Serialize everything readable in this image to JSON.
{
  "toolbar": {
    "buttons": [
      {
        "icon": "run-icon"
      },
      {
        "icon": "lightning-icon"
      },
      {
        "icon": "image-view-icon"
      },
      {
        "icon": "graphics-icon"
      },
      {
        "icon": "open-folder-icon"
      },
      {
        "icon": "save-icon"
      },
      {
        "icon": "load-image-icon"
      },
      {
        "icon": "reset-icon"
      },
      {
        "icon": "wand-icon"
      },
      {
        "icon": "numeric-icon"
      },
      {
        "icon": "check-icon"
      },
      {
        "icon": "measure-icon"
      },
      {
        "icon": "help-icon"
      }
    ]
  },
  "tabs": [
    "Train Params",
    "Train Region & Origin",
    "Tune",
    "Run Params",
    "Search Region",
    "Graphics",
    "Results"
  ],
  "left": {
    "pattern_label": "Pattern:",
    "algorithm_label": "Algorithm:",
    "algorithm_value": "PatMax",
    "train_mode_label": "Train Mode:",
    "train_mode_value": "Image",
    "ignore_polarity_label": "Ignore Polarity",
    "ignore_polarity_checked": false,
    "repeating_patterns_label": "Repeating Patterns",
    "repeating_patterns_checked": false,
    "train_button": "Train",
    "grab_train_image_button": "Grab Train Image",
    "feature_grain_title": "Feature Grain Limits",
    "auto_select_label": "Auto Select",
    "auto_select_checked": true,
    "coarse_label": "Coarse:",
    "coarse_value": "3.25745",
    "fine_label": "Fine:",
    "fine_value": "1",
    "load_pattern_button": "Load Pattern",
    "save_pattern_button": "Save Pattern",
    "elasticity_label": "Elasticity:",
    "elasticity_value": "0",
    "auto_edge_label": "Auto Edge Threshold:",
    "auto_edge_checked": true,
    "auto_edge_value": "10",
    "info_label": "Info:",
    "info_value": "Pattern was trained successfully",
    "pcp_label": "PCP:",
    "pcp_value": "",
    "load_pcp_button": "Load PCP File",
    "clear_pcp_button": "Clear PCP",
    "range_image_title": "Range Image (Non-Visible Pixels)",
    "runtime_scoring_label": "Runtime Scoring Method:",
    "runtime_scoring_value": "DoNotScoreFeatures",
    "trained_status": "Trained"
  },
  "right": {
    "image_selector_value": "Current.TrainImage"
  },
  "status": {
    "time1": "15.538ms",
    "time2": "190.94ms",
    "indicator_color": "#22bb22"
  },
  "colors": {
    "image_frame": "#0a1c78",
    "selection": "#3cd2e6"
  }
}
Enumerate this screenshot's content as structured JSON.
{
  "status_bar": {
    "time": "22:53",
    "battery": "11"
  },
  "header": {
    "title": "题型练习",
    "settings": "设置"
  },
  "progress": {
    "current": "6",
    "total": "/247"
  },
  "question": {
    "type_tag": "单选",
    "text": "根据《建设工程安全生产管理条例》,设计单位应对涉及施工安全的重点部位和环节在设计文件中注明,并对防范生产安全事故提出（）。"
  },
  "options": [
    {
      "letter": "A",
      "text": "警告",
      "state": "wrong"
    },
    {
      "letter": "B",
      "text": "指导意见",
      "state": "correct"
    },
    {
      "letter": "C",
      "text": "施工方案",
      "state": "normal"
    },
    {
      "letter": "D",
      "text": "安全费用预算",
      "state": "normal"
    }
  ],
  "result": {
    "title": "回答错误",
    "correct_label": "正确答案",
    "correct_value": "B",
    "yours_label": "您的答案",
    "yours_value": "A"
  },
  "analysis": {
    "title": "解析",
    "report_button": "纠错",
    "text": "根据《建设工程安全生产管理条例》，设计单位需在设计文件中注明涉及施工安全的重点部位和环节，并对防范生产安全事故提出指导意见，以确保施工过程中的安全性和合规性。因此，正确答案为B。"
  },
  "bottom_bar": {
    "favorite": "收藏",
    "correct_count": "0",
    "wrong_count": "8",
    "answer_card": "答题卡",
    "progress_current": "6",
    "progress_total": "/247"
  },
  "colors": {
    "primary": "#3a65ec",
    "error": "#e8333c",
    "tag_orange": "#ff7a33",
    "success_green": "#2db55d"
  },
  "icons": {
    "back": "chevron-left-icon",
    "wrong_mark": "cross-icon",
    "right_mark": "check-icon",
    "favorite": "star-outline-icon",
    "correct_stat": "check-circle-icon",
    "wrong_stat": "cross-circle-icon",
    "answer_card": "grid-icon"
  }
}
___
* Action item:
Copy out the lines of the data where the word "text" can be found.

* Your response:
    "text": "根据《建设工程安全生产管理条例》,设计单位应对涉及施工安全的重点部位和环节在设计文件中注明,并对防范生产安全事故提出（）。"
      "text": "警告",
      "text": "指导意见",
      "text": "施工方案",
      "text": "安全费用预算",
    "text": "根据《建设工程安全生产管理条例》，设计单位需在设计文件中注明涉及施工安全的重点部位和环节，并对防范生产安全事故提出指导意见，以确保施工过程中的安全性和合规性。因此，正确答案为B。"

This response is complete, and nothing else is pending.